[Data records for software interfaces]
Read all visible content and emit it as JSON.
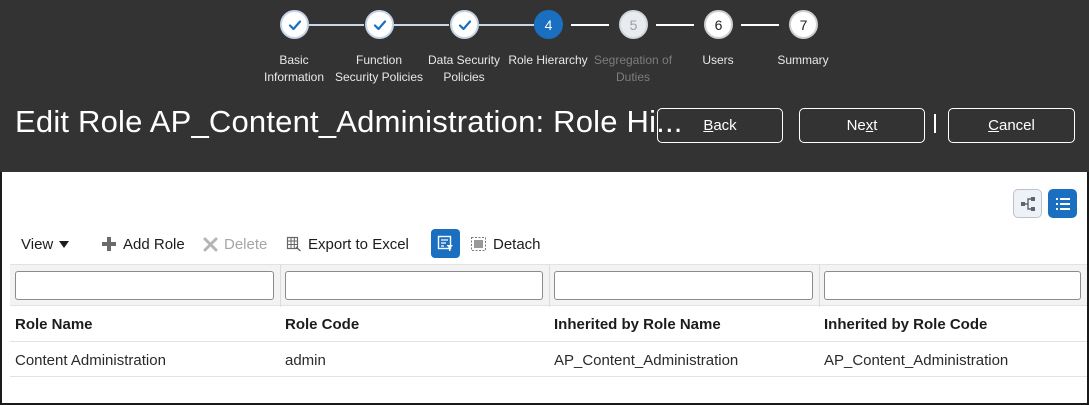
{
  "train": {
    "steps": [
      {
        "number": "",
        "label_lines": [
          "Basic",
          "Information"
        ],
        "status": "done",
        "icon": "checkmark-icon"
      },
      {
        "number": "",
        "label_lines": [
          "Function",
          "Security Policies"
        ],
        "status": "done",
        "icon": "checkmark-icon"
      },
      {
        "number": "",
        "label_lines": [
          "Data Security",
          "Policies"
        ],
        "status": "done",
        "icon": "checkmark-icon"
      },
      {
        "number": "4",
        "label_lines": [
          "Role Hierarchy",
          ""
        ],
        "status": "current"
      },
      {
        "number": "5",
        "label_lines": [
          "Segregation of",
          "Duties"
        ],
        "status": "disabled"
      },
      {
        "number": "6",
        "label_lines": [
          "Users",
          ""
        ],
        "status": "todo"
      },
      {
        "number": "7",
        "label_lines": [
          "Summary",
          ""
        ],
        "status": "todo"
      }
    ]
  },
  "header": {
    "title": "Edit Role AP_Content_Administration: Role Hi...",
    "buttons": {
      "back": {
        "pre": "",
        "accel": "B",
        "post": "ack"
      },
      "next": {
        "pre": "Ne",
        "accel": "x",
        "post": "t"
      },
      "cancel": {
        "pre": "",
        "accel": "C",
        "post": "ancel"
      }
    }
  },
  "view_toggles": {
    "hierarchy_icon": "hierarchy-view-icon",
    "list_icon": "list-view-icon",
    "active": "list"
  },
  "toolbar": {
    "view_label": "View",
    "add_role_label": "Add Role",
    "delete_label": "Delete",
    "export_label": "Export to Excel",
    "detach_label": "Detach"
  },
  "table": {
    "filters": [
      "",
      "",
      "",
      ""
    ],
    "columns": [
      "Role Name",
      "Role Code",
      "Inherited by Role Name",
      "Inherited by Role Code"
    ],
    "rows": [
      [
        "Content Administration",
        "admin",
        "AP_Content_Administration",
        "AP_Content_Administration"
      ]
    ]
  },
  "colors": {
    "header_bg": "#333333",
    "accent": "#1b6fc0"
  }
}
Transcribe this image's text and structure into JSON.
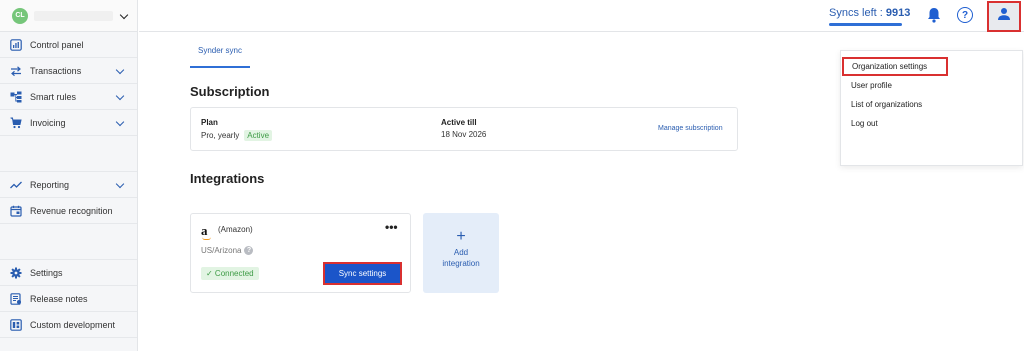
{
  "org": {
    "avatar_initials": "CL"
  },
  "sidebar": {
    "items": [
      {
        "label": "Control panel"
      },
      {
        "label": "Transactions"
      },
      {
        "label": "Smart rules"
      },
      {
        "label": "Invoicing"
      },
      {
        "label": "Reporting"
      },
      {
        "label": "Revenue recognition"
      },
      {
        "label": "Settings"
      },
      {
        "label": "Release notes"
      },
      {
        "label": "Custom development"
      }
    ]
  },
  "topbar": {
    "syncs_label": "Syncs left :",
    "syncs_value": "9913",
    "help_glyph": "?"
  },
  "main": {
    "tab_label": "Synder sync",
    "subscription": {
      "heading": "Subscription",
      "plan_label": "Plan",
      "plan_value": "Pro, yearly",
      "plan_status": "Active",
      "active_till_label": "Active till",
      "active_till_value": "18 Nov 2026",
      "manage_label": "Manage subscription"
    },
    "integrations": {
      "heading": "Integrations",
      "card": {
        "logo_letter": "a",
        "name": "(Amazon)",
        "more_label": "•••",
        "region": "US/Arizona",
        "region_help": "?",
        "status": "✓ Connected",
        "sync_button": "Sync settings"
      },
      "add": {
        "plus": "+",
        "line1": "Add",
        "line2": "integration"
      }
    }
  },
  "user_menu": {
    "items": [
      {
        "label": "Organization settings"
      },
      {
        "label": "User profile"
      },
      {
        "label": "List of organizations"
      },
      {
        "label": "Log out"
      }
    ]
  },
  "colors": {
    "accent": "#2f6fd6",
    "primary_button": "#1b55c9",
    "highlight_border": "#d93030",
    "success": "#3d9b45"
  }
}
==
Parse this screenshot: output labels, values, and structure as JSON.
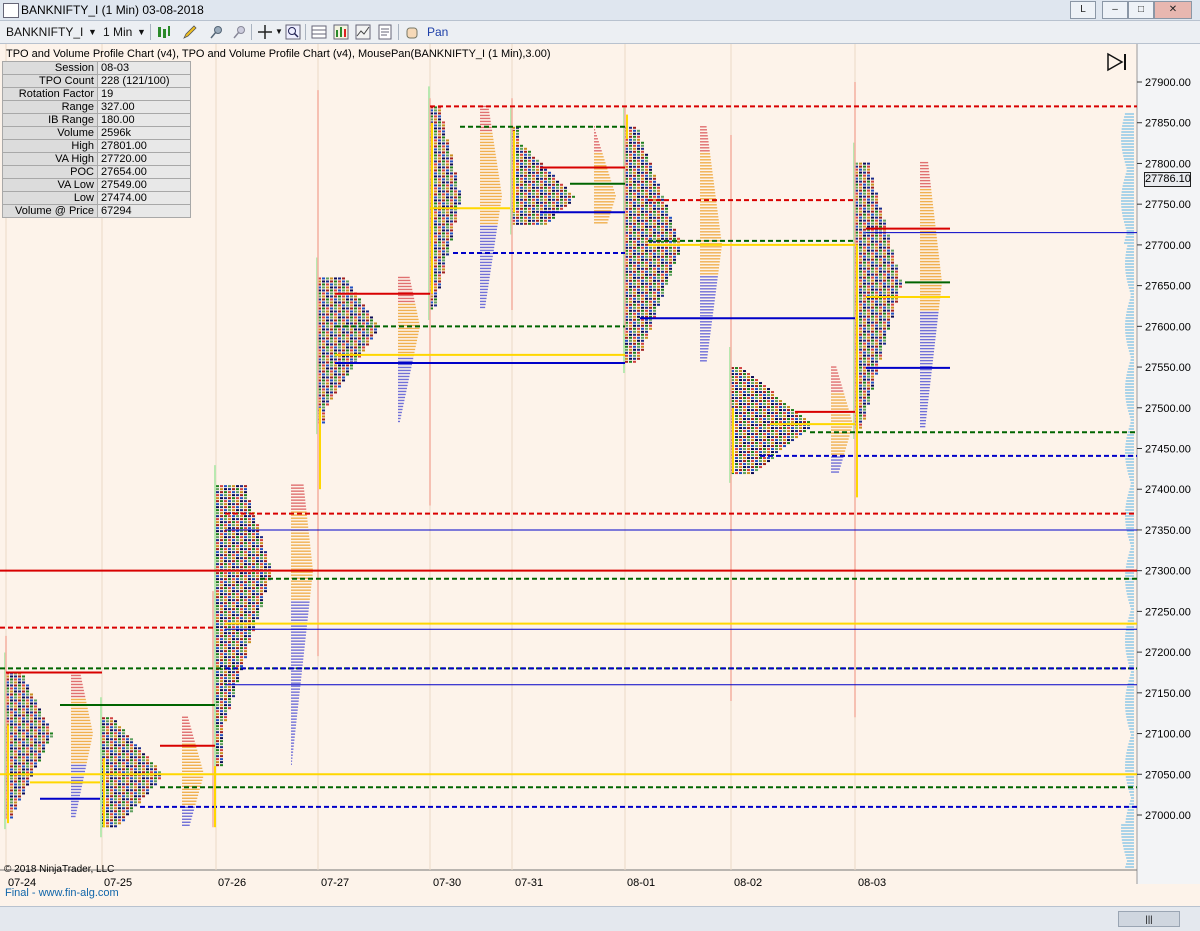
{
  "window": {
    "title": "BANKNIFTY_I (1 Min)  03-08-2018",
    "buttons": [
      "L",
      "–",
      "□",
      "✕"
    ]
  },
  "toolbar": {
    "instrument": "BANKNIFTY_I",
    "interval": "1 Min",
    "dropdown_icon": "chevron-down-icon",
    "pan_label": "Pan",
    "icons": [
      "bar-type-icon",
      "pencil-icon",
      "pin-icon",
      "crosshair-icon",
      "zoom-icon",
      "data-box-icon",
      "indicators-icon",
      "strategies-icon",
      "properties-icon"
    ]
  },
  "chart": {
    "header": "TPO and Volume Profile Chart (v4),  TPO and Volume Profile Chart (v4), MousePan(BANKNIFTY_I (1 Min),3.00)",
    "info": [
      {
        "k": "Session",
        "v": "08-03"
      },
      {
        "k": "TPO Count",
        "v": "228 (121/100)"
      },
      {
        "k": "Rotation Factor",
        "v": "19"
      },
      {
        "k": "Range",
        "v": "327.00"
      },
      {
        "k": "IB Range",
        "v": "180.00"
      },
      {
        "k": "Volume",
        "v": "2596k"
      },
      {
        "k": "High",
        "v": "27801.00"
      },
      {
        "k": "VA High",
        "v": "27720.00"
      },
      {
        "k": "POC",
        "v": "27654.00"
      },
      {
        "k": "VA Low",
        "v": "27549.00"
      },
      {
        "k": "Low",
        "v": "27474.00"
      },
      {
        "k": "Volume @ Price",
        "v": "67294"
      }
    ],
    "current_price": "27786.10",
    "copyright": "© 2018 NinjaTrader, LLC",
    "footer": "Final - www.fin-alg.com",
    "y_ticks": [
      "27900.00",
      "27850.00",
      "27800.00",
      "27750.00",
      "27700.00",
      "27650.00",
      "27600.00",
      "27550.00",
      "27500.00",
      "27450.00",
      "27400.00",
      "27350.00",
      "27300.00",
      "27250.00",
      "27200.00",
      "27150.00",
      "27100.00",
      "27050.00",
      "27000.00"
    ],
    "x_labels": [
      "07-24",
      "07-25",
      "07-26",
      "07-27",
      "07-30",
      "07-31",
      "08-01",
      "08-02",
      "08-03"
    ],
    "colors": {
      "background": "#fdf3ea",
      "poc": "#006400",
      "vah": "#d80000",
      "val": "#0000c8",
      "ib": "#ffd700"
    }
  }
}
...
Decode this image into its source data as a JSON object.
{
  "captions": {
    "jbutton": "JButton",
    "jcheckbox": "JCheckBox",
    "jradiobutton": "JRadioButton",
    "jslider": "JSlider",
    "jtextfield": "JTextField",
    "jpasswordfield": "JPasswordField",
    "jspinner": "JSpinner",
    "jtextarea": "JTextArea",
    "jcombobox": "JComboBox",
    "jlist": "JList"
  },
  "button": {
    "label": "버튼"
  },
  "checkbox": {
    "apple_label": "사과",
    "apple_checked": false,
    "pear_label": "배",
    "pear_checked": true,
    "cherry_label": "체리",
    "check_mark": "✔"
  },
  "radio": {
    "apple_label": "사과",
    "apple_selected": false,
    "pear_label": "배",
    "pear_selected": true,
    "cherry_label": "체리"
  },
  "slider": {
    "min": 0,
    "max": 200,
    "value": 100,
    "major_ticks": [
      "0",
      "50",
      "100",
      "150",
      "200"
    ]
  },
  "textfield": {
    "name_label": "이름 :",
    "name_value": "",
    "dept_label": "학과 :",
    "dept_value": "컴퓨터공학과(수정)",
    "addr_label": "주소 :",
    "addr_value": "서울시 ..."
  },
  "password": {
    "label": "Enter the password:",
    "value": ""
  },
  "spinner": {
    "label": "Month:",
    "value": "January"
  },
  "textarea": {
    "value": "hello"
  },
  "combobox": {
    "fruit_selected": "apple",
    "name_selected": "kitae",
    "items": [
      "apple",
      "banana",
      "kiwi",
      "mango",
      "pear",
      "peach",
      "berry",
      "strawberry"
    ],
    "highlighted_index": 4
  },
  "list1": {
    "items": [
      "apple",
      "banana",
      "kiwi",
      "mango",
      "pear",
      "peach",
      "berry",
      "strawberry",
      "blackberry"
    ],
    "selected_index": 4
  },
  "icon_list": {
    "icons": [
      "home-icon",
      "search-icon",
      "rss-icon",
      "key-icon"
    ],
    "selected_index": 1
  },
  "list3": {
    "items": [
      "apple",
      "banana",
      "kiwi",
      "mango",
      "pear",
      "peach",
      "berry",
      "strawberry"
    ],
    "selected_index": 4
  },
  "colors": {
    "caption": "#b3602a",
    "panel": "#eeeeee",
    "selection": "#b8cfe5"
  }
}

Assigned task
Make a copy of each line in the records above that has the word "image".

Answer box
Transcribe this image's text and structure into JSON.
Decode this image into its source data as a JSON object.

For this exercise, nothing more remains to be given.